Facts First: Contrary to Cotton’s suggestion, there is no evidence Abrams is being dishonest when she says she had urged Major League Baseball not to boycott prior to the league’s decision. Both a Major League Baseball official and an Abrams aide told CNN on condition of anonymity that, on a call between Abrams and a senior league executive before the decision, Abrams had indeed urged the league not to move the All-Star Game out of Georgia. Similarly, The Atlanta Journal-Constitution previously reported that “multiple” baseball and Democratic sources said Abrams had “reiterated her position against economic boycotts” on the call. And again, by the time of Major League Baseball’s announcement, Abrams had made multiple public statements opposing the idea of a corporate boycott in general.
Also, The Washington Post reported that after President Joe Biden said on March 31 that he supported the idea of baseball moving the game, representatives for Abrams and other Georgia Democrats contacted White House officials “to highlight their opposition.”
After the Major League Baseball decision, Abrams issued a statement saying she was “disappointed.” While she commended baseball leaders for “speaking out,” she repeated her call for businesses to come to the state or stay in the state.
“As I have stated, I respect boycotts, although I don’t want to see Georgia families hurt by lost events and jobs. Georgians targeted by voter suppression will be hurt as opportunities go to other states. We should not abandon the victims of GOP malice and lies – we must stand together,” she wrote.
Breaking down the op-ed
To be fair to Cotton, there was some nuance to Abrams’ USA Today op-ed. She began by writing favorably about boycotts in general.
After declaring that “boycotts work,” she continued, “The focused power of No, trained on corporate actors used to being told Yes, can yield transformative results.
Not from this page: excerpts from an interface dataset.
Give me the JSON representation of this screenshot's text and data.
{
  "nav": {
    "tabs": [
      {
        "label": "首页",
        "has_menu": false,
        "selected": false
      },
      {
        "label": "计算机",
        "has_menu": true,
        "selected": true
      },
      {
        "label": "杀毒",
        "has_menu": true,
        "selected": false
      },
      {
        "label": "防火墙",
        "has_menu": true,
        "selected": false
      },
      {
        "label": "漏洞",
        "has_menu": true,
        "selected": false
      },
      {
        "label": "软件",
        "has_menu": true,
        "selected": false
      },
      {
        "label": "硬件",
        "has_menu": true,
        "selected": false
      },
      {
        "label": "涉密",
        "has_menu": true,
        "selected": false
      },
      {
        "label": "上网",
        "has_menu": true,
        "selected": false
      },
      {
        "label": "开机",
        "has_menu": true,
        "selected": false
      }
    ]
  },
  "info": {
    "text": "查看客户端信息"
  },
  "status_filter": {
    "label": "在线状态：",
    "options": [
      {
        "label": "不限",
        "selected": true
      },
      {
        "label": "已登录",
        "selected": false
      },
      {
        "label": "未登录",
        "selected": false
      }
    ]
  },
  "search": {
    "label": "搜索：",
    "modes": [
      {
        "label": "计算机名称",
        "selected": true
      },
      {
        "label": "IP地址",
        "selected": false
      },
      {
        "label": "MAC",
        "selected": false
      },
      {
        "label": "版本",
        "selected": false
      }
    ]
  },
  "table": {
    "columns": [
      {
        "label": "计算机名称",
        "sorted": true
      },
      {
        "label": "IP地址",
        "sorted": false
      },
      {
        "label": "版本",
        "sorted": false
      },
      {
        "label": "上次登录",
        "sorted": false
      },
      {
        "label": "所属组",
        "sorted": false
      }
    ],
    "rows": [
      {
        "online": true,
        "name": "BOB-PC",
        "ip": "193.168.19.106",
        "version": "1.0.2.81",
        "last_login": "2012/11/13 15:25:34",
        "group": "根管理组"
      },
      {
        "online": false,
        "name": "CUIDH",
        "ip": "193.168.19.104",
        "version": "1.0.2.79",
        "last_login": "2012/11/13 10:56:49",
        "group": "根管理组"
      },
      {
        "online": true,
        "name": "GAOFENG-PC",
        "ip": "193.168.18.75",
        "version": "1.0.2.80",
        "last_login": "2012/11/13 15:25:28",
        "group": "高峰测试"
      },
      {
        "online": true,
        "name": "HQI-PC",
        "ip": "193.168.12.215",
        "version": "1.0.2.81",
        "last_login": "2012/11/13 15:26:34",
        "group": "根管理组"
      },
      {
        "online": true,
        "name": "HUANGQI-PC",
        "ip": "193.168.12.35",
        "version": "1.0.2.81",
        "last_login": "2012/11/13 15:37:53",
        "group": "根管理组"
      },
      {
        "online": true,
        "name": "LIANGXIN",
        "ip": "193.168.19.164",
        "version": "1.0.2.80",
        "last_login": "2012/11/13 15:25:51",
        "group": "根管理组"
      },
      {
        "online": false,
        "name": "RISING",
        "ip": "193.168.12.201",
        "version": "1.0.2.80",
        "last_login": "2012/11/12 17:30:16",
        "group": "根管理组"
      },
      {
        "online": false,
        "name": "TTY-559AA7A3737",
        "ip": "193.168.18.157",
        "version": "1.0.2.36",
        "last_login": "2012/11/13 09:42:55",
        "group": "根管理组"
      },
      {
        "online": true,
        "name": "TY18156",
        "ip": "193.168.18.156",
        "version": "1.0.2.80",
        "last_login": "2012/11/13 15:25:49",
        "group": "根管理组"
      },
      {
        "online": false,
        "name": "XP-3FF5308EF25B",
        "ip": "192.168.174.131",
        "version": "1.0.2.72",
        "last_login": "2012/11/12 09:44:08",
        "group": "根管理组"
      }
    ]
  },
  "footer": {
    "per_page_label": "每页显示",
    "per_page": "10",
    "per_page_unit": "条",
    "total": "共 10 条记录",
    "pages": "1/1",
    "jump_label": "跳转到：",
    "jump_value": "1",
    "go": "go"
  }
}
As a Black person, a Southerner, an American, I respect and defend the right to boycott – and the advancement of civil rights has relied heavily on economic boycotts.” Later, she wrote, “Until we hear clear, unequivocal statements that show Georgia-based companies get what’s at stake, I can’t argue with an individual’s choice to opt for their competition.”
In an email to CNN, Cotton spokesman James Arnold argued that this last sentence showed Abrams telling Major League Baseball and other companies that if they did not condemn Georgia, “they would be subject to potential boycotts.”
Fair enough. But that’s different from Abrams calling for an immediate boycott herself – especially because other parts of the op-ed explicitly explained that she did not want an immediate boycott.
Abrams also wrote in the op-ed that the “least resilient” members of society can “bear the brunt” of boycotts. She wrote that it’s not yet necessary for voters of color to endure these “hardships.” She wrote that events and films coming to Georgia would, by and large, speak out against the elections law and hire “young people, people of color and minimum wage workers.”
Then she made her call for businesses to come to Georgia or stay in Georgia.
Various media outlets did not have trouble accurately conveying what Abrams wrote. “Voting rights activist Stacey Abrams is cautioning against a boycott of Georgia businesses over the state’s new voting rights legislation, calling it ‘not necessary’ yet, as President Biden is singing a different tune,” began an article in the conservative New York Post.
Abrams updated the op-ed on April 6 so it could appear in a USA Today print edition after the Major League Baseball decision. The revised version added some nuance to her declaration that “boycotts work,” this time saying they work under certain conditions, and again made clear that she did not support a Georgia boycott.